→ Task details:
When a line of the records contains "Correct", copy it.

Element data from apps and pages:
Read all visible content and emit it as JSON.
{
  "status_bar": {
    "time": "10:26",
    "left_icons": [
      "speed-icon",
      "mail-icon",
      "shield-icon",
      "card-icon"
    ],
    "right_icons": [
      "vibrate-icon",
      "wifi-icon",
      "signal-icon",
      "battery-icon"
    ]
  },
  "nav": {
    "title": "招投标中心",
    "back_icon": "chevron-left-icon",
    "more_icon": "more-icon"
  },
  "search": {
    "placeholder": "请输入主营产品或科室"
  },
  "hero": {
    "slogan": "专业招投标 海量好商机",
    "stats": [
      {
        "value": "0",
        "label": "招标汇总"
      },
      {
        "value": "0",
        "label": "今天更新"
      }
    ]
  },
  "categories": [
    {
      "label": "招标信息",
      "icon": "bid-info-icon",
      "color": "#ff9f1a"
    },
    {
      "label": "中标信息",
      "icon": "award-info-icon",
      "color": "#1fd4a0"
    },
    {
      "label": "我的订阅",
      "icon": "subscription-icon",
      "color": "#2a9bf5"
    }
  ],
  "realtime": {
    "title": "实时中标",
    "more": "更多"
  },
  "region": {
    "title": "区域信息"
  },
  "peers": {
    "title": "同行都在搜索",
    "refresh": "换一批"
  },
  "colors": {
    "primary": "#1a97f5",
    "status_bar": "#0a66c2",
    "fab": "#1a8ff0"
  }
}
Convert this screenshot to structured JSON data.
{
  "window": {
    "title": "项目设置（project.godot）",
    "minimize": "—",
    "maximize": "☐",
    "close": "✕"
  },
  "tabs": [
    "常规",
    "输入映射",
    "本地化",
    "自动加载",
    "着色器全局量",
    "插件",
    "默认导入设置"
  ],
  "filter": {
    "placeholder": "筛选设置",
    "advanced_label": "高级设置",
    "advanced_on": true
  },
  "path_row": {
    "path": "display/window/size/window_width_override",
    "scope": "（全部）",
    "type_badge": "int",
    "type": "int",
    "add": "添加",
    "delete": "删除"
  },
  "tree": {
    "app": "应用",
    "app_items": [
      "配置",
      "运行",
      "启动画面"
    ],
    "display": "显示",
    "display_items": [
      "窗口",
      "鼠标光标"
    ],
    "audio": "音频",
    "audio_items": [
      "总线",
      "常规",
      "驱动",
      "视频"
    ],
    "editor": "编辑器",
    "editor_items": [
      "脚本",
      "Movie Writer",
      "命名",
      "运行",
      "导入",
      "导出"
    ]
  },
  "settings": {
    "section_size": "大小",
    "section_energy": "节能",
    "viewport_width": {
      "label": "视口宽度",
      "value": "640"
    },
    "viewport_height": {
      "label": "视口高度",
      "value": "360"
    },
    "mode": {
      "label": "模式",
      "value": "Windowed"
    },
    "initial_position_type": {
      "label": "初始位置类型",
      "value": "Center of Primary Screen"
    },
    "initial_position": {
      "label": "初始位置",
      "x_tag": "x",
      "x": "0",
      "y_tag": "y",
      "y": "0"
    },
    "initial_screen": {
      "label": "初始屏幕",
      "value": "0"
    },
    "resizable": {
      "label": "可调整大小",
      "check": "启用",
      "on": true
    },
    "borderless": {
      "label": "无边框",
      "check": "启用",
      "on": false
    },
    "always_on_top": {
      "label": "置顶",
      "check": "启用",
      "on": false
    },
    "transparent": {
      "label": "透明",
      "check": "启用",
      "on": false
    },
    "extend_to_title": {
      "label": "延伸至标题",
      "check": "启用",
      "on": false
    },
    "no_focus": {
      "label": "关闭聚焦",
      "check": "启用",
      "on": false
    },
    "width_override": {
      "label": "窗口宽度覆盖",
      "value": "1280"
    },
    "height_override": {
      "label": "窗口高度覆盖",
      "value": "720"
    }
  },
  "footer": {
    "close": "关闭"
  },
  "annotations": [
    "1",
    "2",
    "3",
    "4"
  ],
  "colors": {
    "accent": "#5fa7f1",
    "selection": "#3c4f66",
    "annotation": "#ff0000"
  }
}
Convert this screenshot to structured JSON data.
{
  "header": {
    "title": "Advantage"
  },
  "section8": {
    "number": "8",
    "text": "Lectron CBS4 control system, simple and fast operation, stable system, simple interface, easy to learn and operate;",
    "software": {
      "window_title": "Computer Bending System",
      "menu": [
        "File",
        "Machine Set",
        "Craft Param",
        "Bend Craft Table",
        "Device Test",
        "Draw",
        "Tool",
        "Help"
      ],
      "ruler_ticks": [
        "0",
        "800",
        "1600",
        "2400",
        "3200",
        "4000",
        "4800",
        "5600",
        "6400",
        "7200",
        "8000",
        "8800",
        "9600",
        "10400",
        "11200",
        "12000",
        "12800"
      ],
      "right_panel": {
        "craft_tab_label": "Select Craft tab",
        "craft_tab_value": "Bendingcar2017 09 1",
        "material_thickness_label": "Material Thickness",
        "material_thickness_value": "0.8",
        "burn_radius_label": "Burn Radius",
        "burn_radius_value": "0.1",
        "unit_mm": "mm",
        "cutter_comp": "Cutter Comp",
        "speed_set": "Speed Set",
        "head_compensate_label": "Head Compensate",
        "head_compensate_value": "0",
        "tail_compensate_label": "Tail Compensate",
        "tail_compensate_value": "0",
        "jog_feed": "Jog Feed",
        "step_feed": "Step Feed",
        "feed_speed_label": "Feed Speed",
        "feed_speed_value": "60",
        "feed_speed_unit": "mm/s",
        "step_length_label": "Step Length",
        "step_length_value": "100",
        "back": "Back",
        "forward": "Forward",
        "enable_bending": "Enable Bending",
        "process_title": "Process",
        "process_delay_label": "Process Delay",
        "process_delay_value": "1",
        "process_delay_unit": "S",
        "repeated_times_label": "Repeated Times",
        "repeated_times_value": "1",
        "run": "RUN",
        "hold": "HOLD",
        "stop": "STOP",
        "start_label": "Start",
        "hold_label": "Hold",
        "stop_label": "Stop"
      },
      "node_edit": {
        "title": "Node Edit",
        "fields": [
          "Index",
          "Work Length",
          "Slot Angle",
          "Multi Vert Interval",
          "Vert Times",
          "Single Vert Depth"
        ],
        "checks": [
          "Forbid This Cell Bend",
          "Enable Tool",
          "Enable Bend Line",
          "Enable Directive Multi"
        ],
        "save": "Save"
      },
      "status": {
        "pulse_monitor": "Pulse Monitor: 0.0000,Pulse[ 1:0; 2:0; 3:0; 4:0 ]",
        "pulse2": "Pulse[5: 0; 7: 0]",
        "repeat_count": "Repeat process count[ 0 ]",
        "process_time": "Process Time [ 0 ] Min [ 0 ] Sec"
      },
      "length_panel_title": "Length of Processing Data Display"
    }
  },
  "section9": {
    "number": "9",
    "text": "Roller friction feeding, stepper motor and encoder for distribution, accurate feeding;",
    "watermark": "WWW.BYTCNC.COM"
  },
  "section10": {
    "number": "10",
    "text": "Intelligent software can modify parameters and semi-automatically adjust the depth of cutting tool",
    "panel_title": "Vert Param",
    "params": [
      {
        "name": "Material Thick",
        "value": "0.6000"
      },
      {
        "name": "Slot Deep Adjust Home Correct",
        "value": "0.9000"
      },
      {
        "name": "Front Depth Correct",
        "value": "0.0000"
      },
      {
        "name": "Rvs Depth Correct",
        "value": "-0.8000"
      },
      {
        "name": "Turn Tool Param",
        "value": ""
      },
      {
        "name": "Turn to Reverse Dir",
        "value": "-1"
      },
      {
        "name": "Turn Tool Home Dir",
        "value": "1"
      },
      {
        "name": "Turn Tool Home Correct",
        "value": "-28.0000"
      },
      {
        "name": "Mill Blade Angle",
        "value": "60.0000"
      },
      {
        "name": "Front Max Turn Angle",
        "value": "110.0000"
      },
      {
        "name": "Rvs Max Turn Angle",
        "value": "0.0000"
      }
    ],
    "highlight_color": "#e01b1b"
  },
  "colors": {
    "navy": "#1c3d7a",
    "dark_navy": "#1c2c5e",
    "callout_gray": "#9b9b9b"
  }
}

→ Exercise output:
        "name": "Slot Deep Adjust Home Correct",
        "name": "Front Depth Correct",
        "name": "Rvs Depth Correct",
        "name": "Turn Tool Home Correct",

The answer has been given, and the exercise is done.